In the data below, locate each line with the word "count" and list it.

┌──

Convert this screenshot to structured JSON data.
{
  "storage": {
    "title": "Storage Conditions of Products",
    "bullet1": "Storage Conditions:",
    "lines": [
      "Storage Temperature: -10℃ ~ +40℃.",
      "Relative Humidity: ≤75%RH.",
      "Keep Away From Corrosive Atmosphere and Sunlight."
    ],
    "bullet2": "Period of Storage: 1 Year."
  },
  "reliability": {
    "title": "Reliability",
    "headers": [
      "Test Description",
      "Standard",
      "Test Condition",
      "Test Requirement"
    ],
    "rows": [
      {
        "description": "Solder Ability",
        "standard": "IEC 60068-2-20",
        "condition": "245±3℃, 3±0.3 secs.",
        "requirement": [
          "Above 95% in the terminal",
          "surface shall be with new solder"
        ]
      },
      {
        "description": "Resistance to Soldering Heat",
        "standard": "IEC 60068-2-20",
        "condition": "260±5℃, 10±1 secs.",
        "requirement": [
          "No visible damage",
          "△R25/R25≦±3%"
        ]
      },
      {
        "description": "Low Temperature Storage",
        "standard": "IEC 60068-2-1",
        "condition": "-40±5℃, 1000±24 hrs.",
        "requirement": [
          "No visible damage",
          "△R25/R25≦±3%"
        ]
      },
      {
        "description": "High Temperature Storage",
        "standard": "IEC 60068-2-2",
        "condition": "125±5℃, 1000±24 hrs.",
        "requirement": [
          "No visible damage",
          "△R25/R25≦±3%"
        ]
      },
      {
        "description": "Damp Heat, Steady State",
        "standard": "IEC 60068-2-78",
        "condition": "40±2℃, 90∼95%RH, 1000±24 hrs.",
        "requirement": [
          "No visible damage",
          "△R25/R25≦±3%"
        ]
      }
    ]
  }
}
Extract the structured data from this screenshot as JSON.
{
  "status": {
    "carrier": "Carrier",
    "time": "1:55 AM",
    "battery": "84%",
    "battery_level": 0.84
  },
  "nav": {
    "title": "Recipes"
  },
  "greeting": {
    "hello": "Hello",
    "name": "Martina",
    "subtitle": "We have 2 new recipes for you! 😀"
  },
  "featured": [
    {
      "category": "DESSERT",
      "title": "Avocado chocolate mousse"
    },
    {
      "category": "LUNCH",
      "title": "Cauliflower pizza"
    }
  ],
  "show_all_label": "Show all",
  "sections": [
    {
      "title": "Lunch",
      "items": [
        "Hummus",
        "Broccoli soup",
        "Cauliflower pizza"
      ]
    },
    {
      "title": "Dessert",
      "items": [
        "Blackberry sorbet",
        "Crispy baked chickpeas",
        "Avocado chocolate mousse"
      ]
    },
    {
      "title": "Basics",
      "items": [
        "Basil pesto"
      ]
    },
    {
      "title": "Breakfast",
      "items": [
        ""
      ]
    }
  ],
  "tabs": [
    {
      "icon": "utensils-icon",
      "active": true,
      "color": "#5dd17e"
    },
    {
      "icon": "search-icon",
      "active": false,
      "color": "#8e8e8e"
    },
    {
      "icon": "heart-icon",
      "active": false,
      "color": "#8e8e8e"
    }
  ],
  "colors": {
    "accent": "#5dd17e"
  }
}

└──
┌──

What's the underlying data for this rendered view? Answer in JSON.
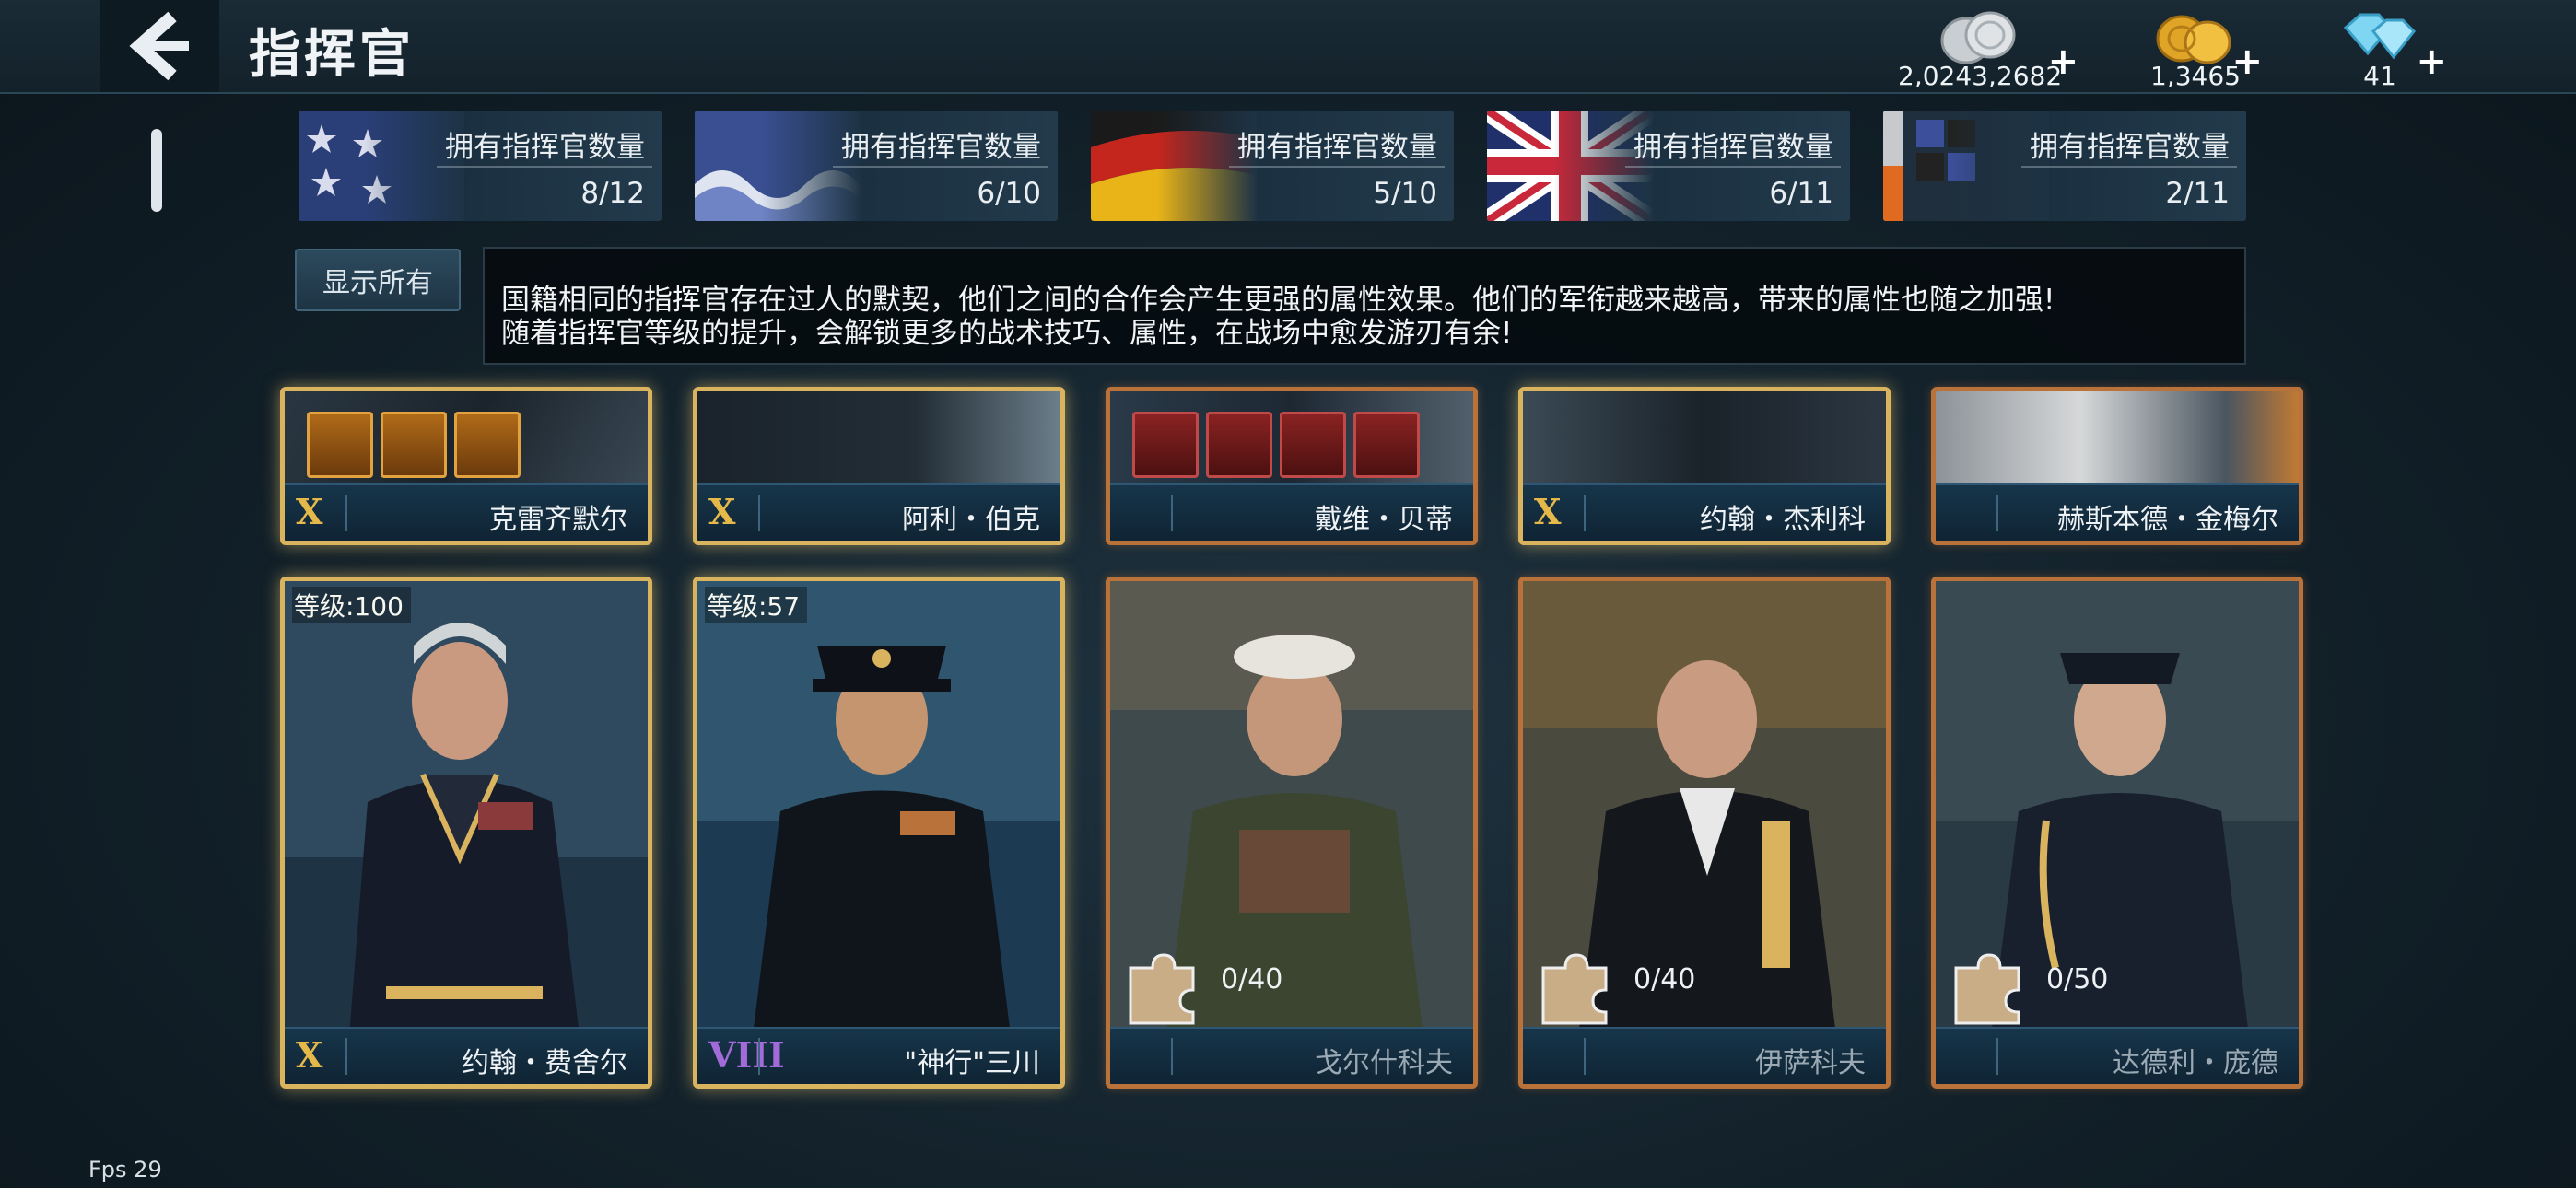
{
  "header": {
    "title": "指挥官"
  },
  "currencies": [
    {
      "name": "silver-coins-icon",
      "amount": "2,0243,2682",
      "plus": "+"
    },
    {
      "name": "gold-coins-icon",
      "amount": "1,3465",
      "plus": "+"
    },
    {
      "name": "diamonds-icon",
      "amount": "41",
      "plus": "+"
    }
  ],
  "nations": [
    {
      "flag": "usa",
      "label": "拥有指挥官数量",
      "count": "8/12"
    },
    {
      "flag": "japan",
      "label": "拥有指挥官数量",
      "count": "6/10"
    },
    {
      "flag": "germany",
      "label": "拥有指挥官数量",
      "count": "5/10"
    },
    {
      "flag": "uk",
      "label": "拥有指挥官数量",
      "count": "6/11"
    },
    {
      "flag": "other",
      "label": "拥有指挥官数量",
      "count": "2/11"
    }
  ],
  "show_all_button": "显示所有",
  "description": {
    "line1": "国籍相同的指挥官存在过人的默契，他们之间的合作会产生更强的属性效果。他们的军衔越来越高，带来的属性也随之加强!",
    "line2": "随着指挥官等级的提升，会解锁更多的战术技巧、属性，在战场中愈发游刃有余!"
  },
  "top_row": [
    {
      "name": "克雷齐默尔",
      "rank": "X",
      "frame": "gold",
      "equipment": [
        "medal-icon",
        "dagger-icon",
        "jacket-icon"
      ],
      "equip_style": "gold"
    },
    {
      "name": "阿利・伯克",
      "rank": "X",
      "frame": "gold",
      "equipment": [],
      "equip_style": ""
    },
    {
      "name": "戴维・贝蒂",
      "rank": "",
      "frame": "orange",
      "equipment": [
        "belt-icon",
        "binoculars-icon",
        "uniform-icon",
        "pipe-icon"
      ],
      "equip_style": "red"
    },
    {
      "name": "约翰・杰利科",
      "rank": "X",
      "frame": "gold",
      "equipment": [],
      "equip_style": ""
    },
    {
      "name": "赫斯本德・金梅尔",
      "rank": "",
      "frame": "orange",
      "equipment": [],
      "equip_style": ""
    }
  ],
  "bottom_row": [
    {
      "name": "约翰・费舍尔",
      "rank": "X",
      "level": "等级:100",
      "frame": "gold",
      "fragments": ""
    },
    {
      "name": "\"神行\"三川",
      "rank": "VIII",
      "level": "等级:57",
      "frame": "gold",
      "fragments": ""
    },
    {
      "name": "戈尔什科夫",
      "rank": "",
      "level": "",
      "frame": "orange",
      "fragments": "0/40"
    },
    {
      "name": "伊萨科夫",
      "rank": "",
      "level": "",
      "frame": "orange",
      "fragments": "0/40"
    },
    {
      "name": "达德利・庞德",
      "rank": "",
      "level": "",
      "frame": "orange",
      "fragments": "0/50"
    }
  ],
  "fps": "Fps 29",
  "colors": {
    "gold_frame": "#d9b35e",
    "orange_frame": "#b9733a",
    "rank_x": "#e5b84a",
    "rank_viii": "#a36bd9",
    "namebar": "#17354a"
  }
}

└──

▶ [Solution below]:
      "count": "8/12"
      "count": "6/10"
      "count": "5/10"
      "count": "6/11"
      "count": "2/11"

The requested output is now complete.